* **Records to process**:
————————

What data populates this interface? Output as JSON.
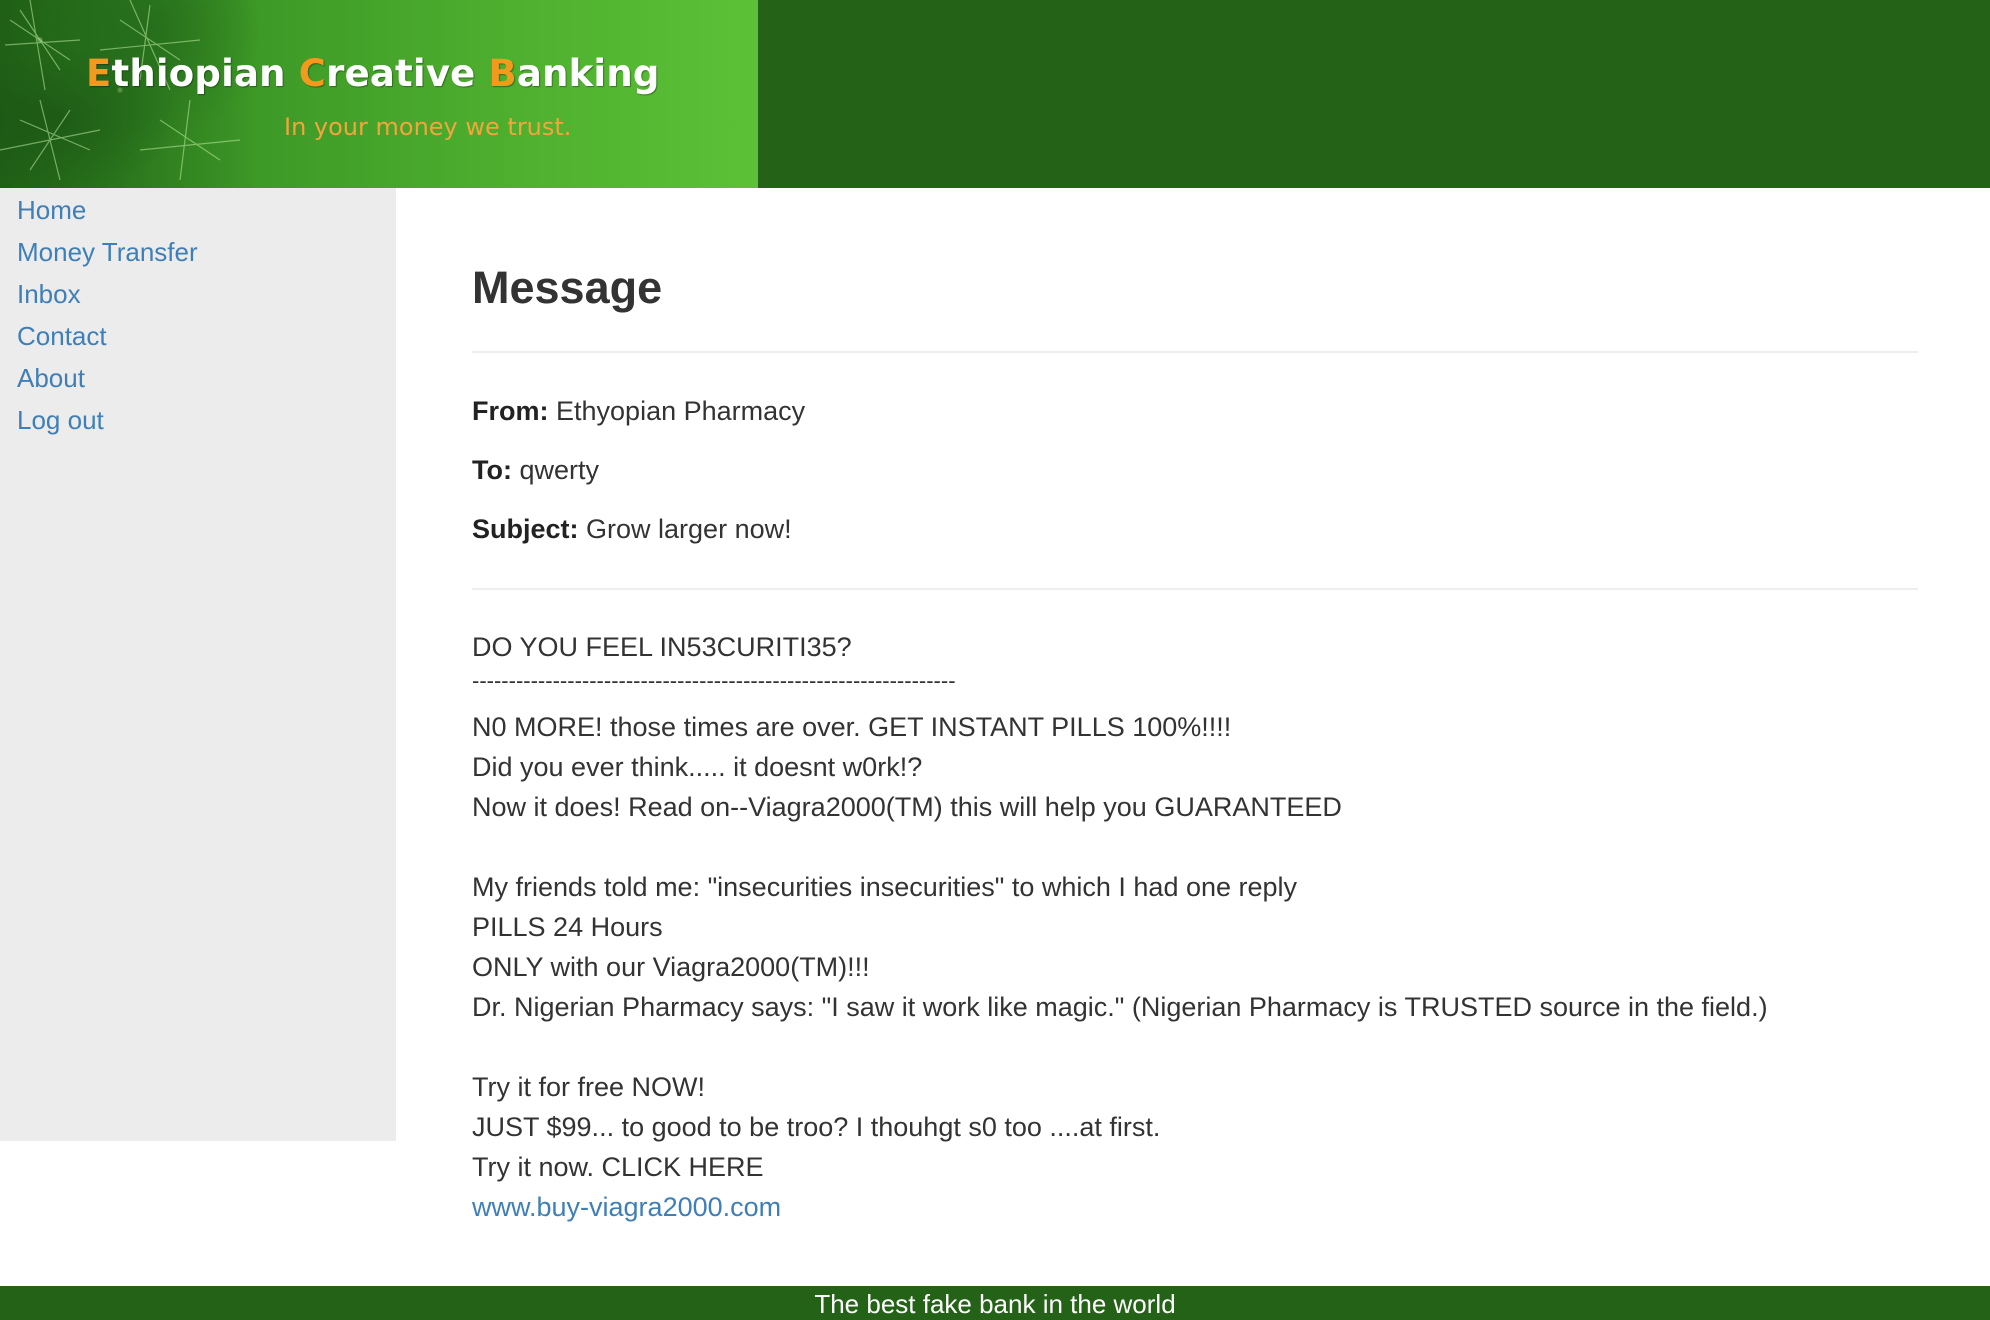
{
  "brand": {
    "title_parts": [
      {
        "init": "E",
        "rest": "thiopian "
      },
      {
        "init": "C",
        "rest": "reative "
      },
      {
        "init": "B",
        "rest": "anking"
      }
    ],
    "tagline": "In your money we trust.",
    "colors": {
      "header_dark": "#246217",
      "banner_light": "#5cc137",
      "initial_orange": "#f39a1e",
      "tagline_orange": "#f4a53a"
    }
  },
  "nav": {
    "items": [
      {
        "label": "Home"
      },
      {
        "label": "Money Transfer"
      },
      {
        "label": "Inbox"
      },
      {
        "label": "Contact"
      },
      {
        "label": "About"
      },
      {
        "label": "Log out"
      }
    ],
    "link_color": "#3f7fb8"
  },
  "message": {
    "heading": "Message",
    "from_label": "From:",
    "from_value": "Ethyopian Pharmacy",
    "to_label": "To:",
    "to_value": "qwerty",
    "subject_label": "Subject:",
    "subject_value": "Grow larger now!",
    "body_lines": [
      "DO YOU FEEL IN53CURITI35?",
      "------------------------------------------------------------------",
      "N0 MORE! those times are over. GET INSTANT PILLS 100%!!!!",
      "Did you ever think..... it doesnt w0rk!?",
      "Now it does! Read on--Viagra2000(TM) this will help you GUARANTEED",
      "My friends told me: \"insecurities insecurities\" to which I had one reply",
      "PILLS 24 Hours",
      "ONLY with our Viagra2000(TM)!!!",
      "Dr. Nigerian Pharmacy says: \"I saw it work like magic.\" (Nigerian Pharmacy is TRUSTED source in the field.)",
      "Try it for free NOW!",
      "JUST $99... to good to be troo? I thouhgt s0 too ....at first.",
      "Try it now. CLICK HERE"
    ],
    "link": "www.buy-viagra2000.com"
  },
  "footer": {
    "text": "The best fake bank in the world"
  }
}
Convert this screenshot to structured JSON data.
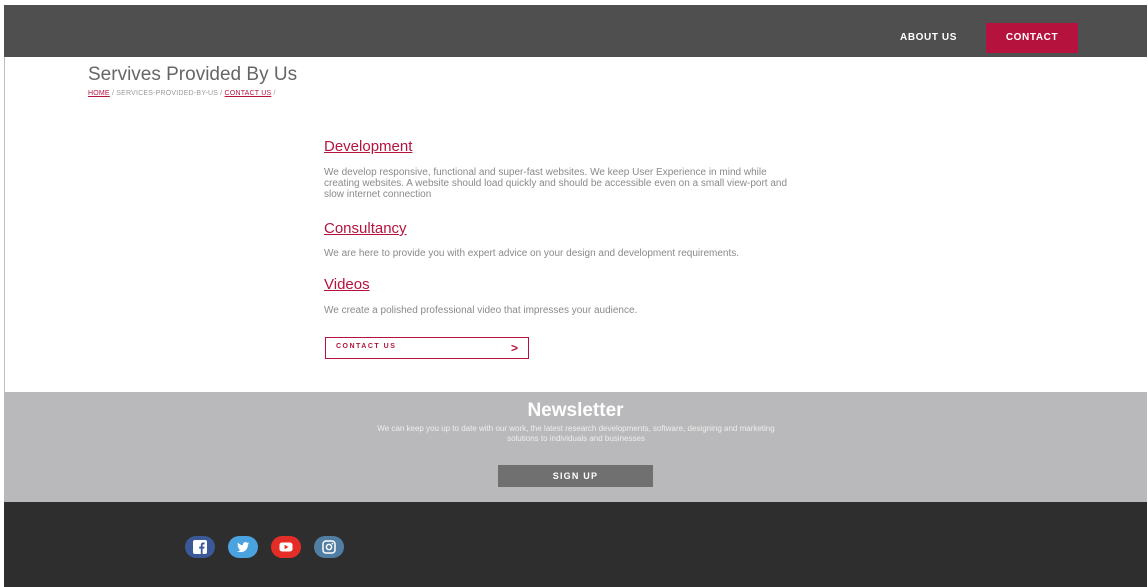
{
  "nav": {
    "about_label": "ABOUT US",
    "contact_label": "CONTACT"
  },
  "page": {
    "title": "Servives Provided By Us"
  },
  "breadcrumb": {
    "home": "HOME",
    "separator1": " / ",
    "middle": "SERVICES-PROVIDED-BY-US",
    "separator2": " / ",
    "last": "CONTACT US",
    "trailing": " /"
  },
  "services": [
    {
      "heading": "Development",
      "text": "We develop responsive, functional and super-fast websites. We keep User Experience in mind while creating websites. A website should load quickly and should be accessible even on a small view-port and slow internet connection"
    },
    {
      "heading": "Consultancy",
      "text": "We are here to provide you with expert advice on your design and development requirements."
    },
    {
      "heading": "Videos",
      "text": "We create a polished professional video that impresses your audience."
    }
  ],
  "contact_button": {
    "label": "CONTACT US",
    "arrow": ">"
  },
  "newsletter": {
    "title": "Newsletter",
    "text": "We can keep you up to date with our work, the latest research developments, software, designing and marketing solutions to individuals and businesses",
    "signup_label": "SIGN UP"
  },
  "social": [
    {
      "icon": "facebook-icon",
      "color": "#3b5998"
    },
    {
      "icon": "twitter-icon",
      "color": "#4aa3df"
    },
    {
      "icon": "youtube-icon",
      "color": "#e52d27"
    },
    {
      "icon": "instagram-icon",
      "color": "#517fa4"
    }
  ],
  "colors": {
    "accent": "#b5133e",
    "header_bg": "#4f4f4f",
    "newsletter_bg": "#b9b9bb",
    "footer_bg": "#2e2e2e"
  }
}
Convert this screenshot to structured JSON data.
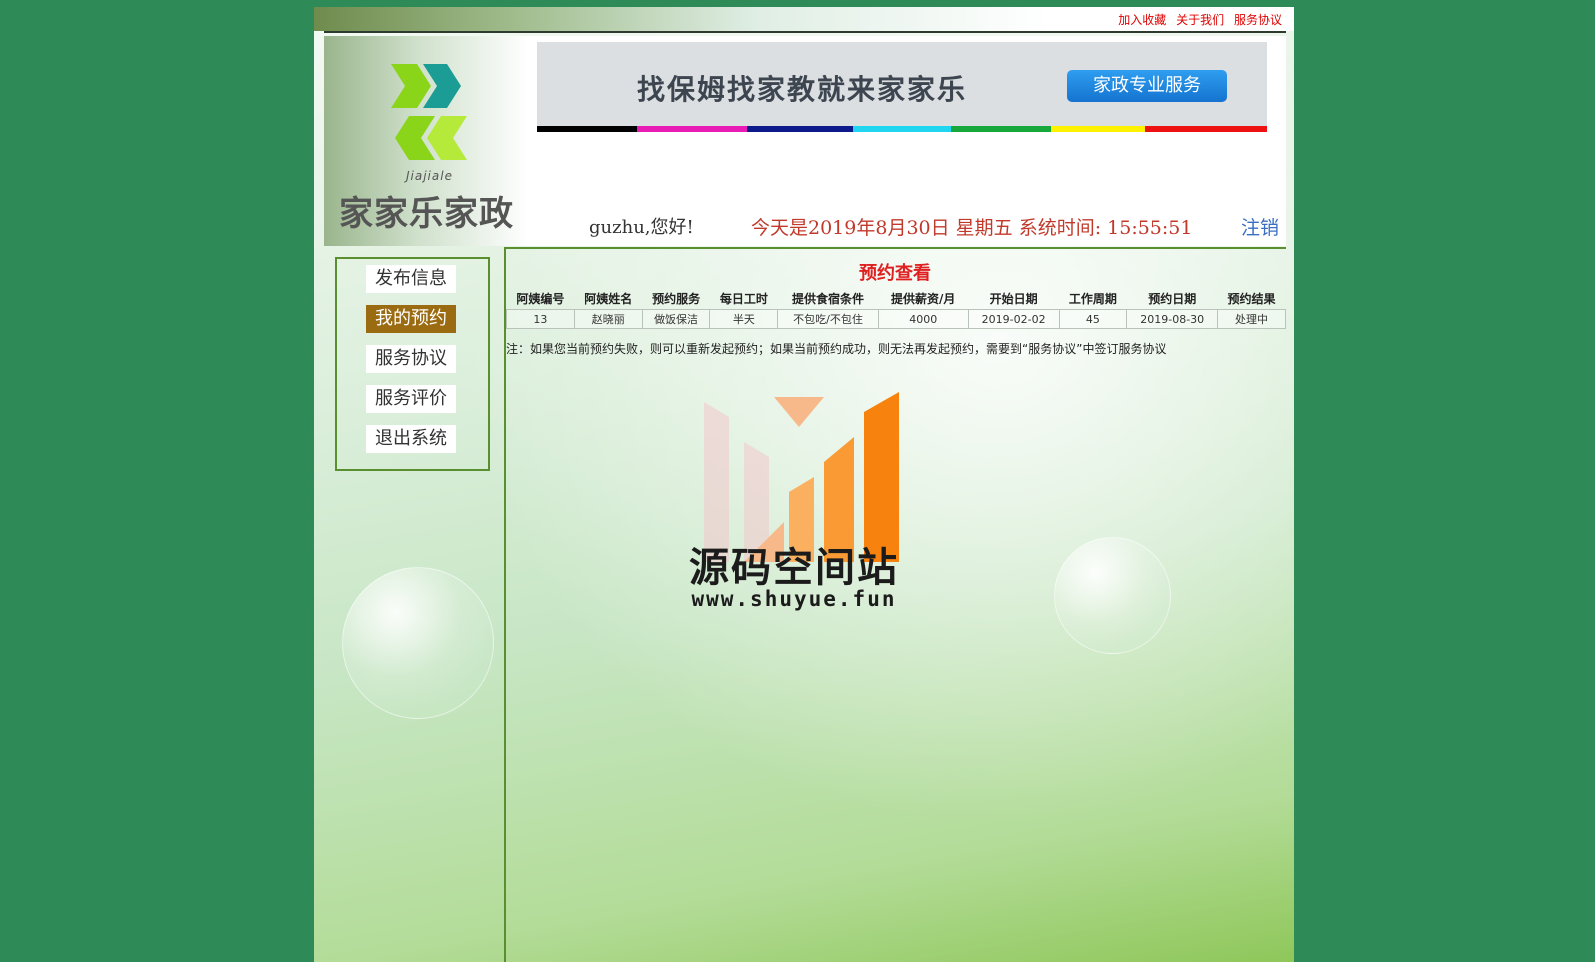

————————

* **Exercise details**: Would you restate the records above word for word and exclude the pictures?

* **Task solution**:
What data populates this interface? Output as JSON.
{
  "brand": {
    "title_parts": [
      {
        "init": "E",
        "rest": "thiopian "
      },
      {
        "init": "C",
        "rest": "reative "
      },
      {
        "init": "B",
        "rest": "anking"
      }
    ],
    "tagline": "In your money we trust.",
    "colors": {
      "header_dark": "#246217",
      "banner_light": "#5cc137",
      "initial_orange": "#f39a1e",
      "tagline_orange": "#f4a53a"
    }
  },
  "nav": {
    "items": [
      {
        "label": "Home"
      },
      {
        "label": "Money Transfer"
      },
      {
        "label": "Inbox"
      },
      {
        "label": "Contact"
      },
      {
        "label": "About"
      },
      {
        "label": "Log out"
      }
    ],
    "link_color": "#3f7fb8"
  },
  "message": {
    "heading": "Message",
    "from_label": "From:",
    "from_value": "Ethyopian Pharmacy",
    "to_label": "To:",
    "to_value": "qwerty",
    "subject_label": "Subject:",
    "subject_value": "Grow larger now!",
    "body_lines": [
      "DO YOU FEEL IN53CURITI35?",
      "------------------------------------------------------------------",
      "N0 MORE! those times are over. GET INSTANT PILLS 100%!!!!",
      "Did you ever think..... it doesnt w0rk!?",
      "Now it does! Read on--Viagra2000(TM) this will help you GUARANTEED",
      "My friends told me: \"insecurities insecurities\" to which I had one reply",
      "PILLS 24 Hours",
      "ONLY with our Viagra2000(TM)!!!",
      "Dr. Nigerian Pharmacy says: \"I saw it work like magic.\" (Nigerian Pharmacy is TRUSTED source in the field.)",
      "Try it for free NOW!",
      "JUST $99... to good to be troo? I thouhgt s0 too ....at first.",
      "Try it now. CLICK HERE"
    ],
    "link": "www.buy-viagra2000.com"
  },
  "footer": {
    "text": "The best fake bank in the world"
  }
}
Convert this screenshot to structured JSON data.
{
  "nav": {
    "about_label": "ABOUT US",
    "contact_label": "CONTACT"
  },
  "page": {
    "title": "Servives Provided By Us"
  },
  "breadcrumb": {
    "home": "HOME",
    "separator1": " / ",
    "middle": "SERVICES-PROVIDED-BY-US",
    "separator2": " / ",
    "last": "CONTACT US",
    "trailing": " /"
  },
  "services": [
    {
      "heading": "Development",
      "text": "We develop responsive, functional and super-fast websites. We keep User Experience in mind while creating websites. A website should load quickly and should be accessible even on a small view-port and slow internet connection"
    },
    {
      "heading": "Consultancy",
      "text": "We are here to provide you with expert advice on your design and development requirements."
    },
    {
      "heading": "Videos",
      "text": "We create a polished professional video that impresses your audience."
    }
  ],
  "contact_button": {
    "label": "CONTACT US",
    "arrow": ">"
  },
  "newsletter": {
    "title": "Newsletter",
    "text": "We can keep you up to date with our work, the latest research developments, software, designing and marketing solutions to individuals and businesses",
    "signup_label": "SIGN UP"
  },
  "social": [
    {
      "icon": "facebook-icon",
      "color": "#3b5998"
    },
    {
      "icon": "twitter-icon",
      "color": "#4aa3df"
    },
    {
      "icon": "youtube-icon",
      "color": "#e52d27"
    },
    {
      "icon": "instagram-icon",
      "color": "#517fa4"
    }
  ],
  "colors": {
    "accent": "#b5133e",
    "header_bg": "#4f4f4f",
    "newsletter_bg": "#b9b9bb",
    "footer_bg": "#2e2e2e"
  }
}
Convert this screenshot to structured JSON data.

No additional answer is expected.